I was blessed to have a mother who required me to memorize Scripture. All these years later, I’m forever amazed how the Spirit of God calls to my mind the exact Scripture for a momentary need. What I had to learn was I’m not their Holy Spirit… that’s God’s job. My assignment is to speak God’s truth. But if your heart and mind are devoid of the Word of God, the Spirit doesn’t have a funnel; you’re left to fight the battle without the sword of the Spirit. And those results can be grim.

God tells us we are to instruct and rebuke, not with our words—with His Word.

“But I say to you that for every idle word men may speak, they will give account of it in the day of judgment. For by our words you will be justified, and by your words you will be condemned” (Matthew 12:36-37 NKJV).

We are to reflect God’s love and mercy to those He puts in our path. We are called to be farmers, breaking up hard hearts and planting seeds of God’s love, while others water seeds already planted with words of understanding. If we fail, there will be no future harvest.
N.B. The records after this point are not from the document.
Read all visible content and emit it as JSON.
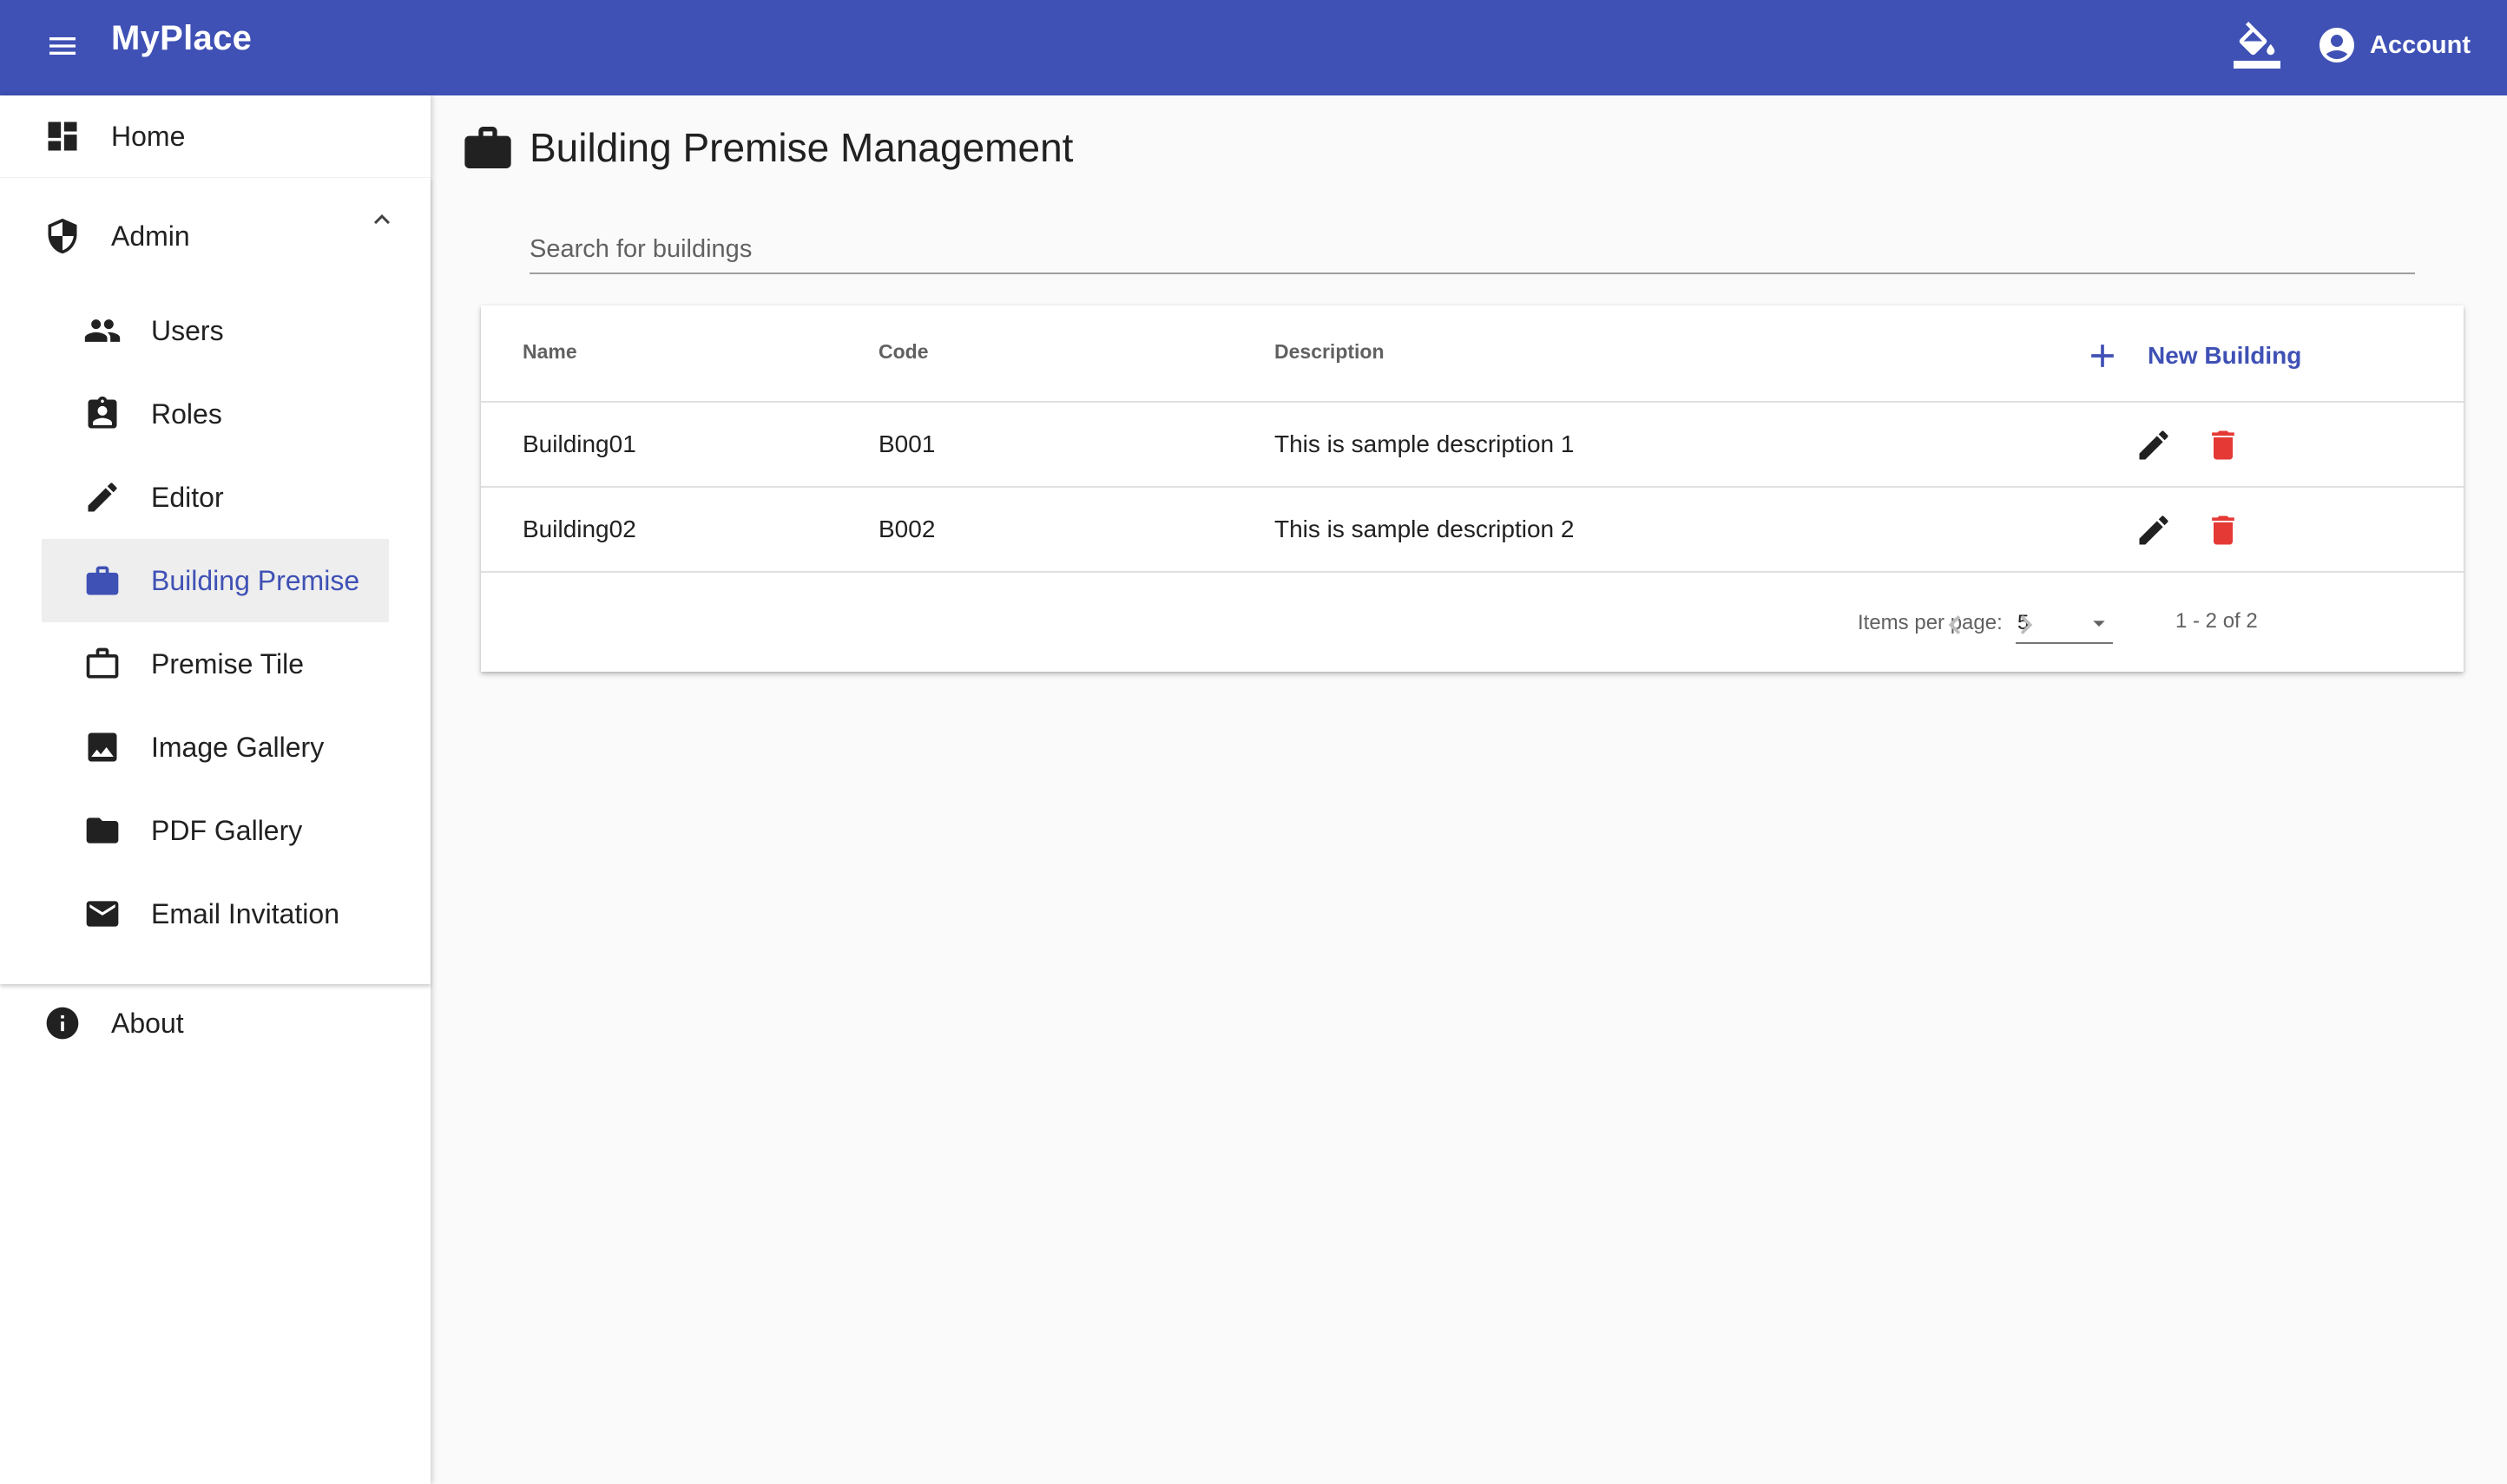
{
  "app": {
    "title": "MyPlace",
    "account_label": "Account"
  },
  "sidebar": {
    "home": {
      "label": "Home",
      "icon": "dashboard-icon"
    },
    "admin": {
      "label": "Admin",
      "icon": "shield-icon",
      "expanded": true
    },
    "admin_items": [
      {
        "label": "Users",
        "icon": "people-icon"
      },
      {
        "label": "Roles",
        "icon": "badge-icon"
      },
      {
        "label": "Editor",
        "icon": "pencil-icon"
      },
      {
        "label": "Building Premise",
        "icon": "briefcase-icon",
        "active": true
      },
      {
        "label": "Premise Tile",
        "icon": "briefcase-outline-icon"
      },
      {
        "label": "Image Gallery",
        "icon": "image-icon"
      },
      {
        "label": "PDF Gallery",
        "icon": "folder-icon"
      },
      {
        "label": "Email Invitation",
        "icon": "mail-icon"
      }
    ],
    "about": {
      "label": "About",
      "icon": "info-icon"
    }
  },
  "page": {
    "title": "Building Premise Management"
  },
  "search": {
    "placeholder": "Search for buildings",
    "value": ""
  },
  "table": {
    "headers": {
      "name": "Name",
      "code": "Code",
      "description": "Description"
    },
    "new_button_label": "New Building",
    "rows": [
      {
        "name": "Building01",
        "code": "B001",
        "description": "This is sample description 1"
      },
      {
        "name": "Building02",
        "code": "B002",
        "description": "This is sample description 2"
      }
    ]
  },
  "paginator": {
    "items_per_page_label": "Items per page:",
    "page_size": "5",
    "range_label": "1 - 2 of 2"
  },
  "colors": {
    "primary": "#3f51b5",
    "delete": "#e53935",
    "background": "#fafafa"
  }
}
“We know that we have passed from death to life, because we love the brethren. He who does not love his brother abides in death. Whoever hates his brother is a murderer and you know that no murderer has eternal life abiding in him” (1 John 3:14-15 NKJV).

“Beloved, let us love one another, for love is of God; and everyone who loves is born of God and knows God. He who does not love does not know God, for God is love. If God so loved us, we also ought to love one another” (1 John 4:7-8, 11 NKJV).

Too often the attitude of our heart is hot-wired to our emotions, which short-circuits the cognitive power of our brain, causing harmful words to spew off our tongue.

What attitude are your children catching from you? Do you love Jesus and others—especially family members—enough to be obedient to speak God’s truth to those who live in ignorance of that Word? Our speech must be fused with the salt of His Truth in order to change hearts and attitudes from hatred to love—one moment, one life at a time.


DiAne Gates illustrates and writes fiction for children and YA, and serious non-fiction for the folks. Her passion is calling the church’s attention to how far we’ve catapulted from God’s order as evidenced by her blog Moving the Ancient Boundaries. DiAne worked as a photographer and writer for the East Texas Youth Rodeo Association magazine, and had the opportunity to be in the rodeo arena, giving birth to her western rodeo adventure series, ROPED, (available on Amazon), which was named #5 in the Top Ten Reads for Christians Teens and Tweens. The sequel, TWISTED, was released by Prism in July 2017. She also facilitates GriefShare, an international support ministry for those who’ve lost loved ones. 

Photo credit: ©Thinkstock/kieferpix